Without the pictures, write the listing below out again, line for line.

....

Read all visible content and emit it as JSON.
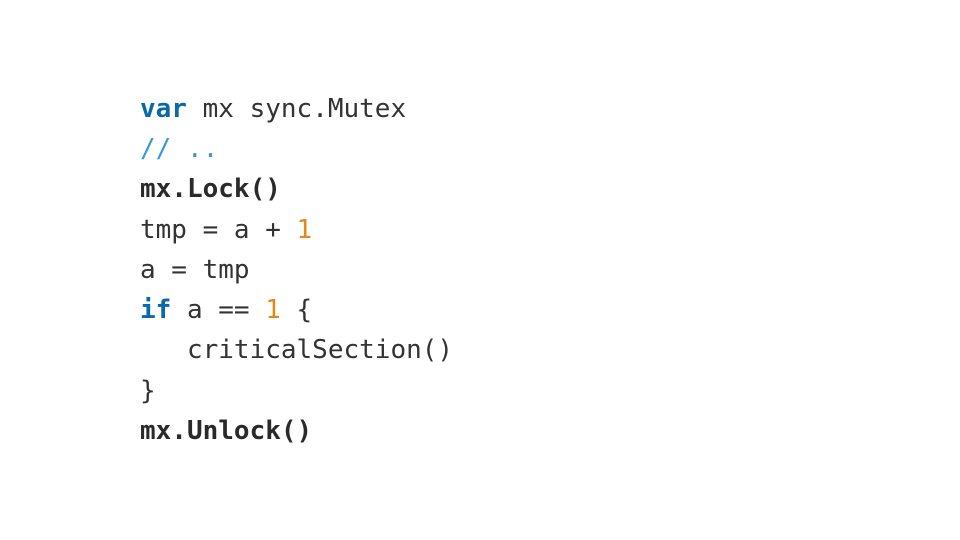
{
  "code": {
    "l1_kw": "var",
    "l1_rest": " mx sync.Mutex",
    "l2_comment": "// ..",
    "l3_bold": "mx.Lock()",
    "l4_a": "tmp = a + ",
    "l4_num": "1",
    "l5": "a = tmp",
    "l6_kw": "if",
    "l6_mid": " a == ",
    "l6_num": "1",
    "l6_end": " {",
    "l7": "   criticalSection()",
    "l8": "}",
    "l9_bold": "mx.Unlock()"
  }
}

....

Response below =
Read all visible content and emit it as JSON.
{
  "code": {
    "l1_kw": "var",
    "l1_rest": " mx sync.Mutex",
    "l2_comment": "// ..",
    "l3_bold": "mx.Lock()",
    "l4_a": "tmp = a + ",
    "l4_num": "1",
    "l5": "a = tmp",
    "l6_kw": "if",
    "l6_mid": " a == ",
    "l6_num": "1",
    "l6_end": " {",
    "l7": "   criticalSection()",
    "l8": "}",
    "l9_bold": "mx.Unlock()"
  }
}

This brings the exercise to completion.